  • Grains: This food group includes any food made from wheat, rice, oats, cornmeal, barley or another cereal grain. Aim to make at least half of your grains whole grains. Examples include bread, pasta, quinoa, rice, and oatmeal.
  • Protein: This food group includes any food made from meat, poultry, seafood, beans, eggs, processed soy products, nuts and seeds. You want to select a variety of protein foods in your daily diet and make them lean or low-fat.
  • Dairy: This food group includes all fluid milk products and foods made from milk and substitutes like soy milk. Fat-free or low-fat options are best. Examples include milk, yogurt, and cheese. It’s important to note that you need calcium for healthy bones and teeth, and  to maintain bone mass. For many Americans, dairy products are the primary source of calcium.
  • Oils: Oils are not a food group, but are a vital part of your diet because they provide essential nutrients. Oils are fats that are liquid at room temperature and are commonly used in cooking. Examples of other places to find oils include nuts, fish, and salad dressing.

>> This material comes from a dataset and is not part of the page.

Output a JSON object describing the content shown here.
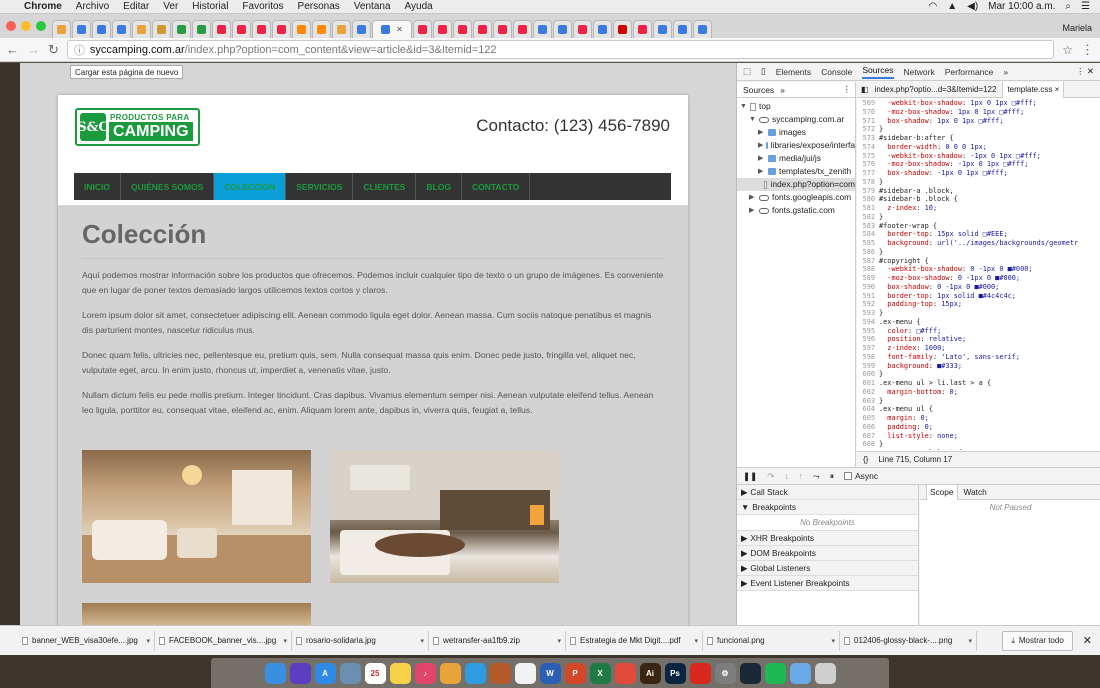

MyPlate makes it simple to plan your portions before you eat, and be more aware of what goes on your plate or in your cup or bowl.

How have you used MyPlate to plan your family’s meals and snacks? Leave your suggestions in the comment box for other readers.

How to eat healthy on a budget

 How to Eat Healthy on a Budget

By Mandy Budzowski MS and Laura Yautz RD LDN

“It’s just too expensive to eat healthy!” Does this sound like something you’ve said before? If you answered yes, you are not alone. With food prices soaring and pressure to keep your family healthy, you may be wondering how it’s even possible to manage. I have a solution for you that may help!

Healthy eating on a budget is one of the most common topics discussed with our team of health coaches. That’s why, this week, I have set out to put our recommendations to the test. I want to see if they really work, and how we can offer even more valuable insight on healthy eating for your family on a budget!

Using guidance from the Supplemental Nutrition Assistance Program allotment for a household of two, we have budgeted $83 for my fiancé and I to spend on food this week. We will need to plan for 21 healthy meals following MyPlate recommendations — plus a little bit more because of our active lifestyle.

I am both excited and nervous. After looking back at our previous three months of weekly and monthly grocery bills, we definitely spend more than this amount on a regular basis. It will be important for us to plan ahead to make this a success. We are extremely active. Training for IRONMAN requires additional calories and nutrition to fuel my training sessions, so I will need to make sure I am monitoring my intake in a healthy way.

I think about rising food prices often, and agree and empathize with members who are having a hard time making their dollar stretch. Just because I am a health coach doesn’t mean that I don’t experience all the same challenges that everyone else does on a daily basis. With my hectic work schedule, I have gotten into the habit of eating on the go or eating out. Regardless of my schedule this week, I will need to plan ahead and account for our meals without grabbing something easy to save time.

Over the next week, Coach Laura and I will share our top tips for eating healthy on a budget, a candid view of my experience, and more information on how to stretch your dollar to provide as healthy of meal as possible for your family. Stay tuned and follow along!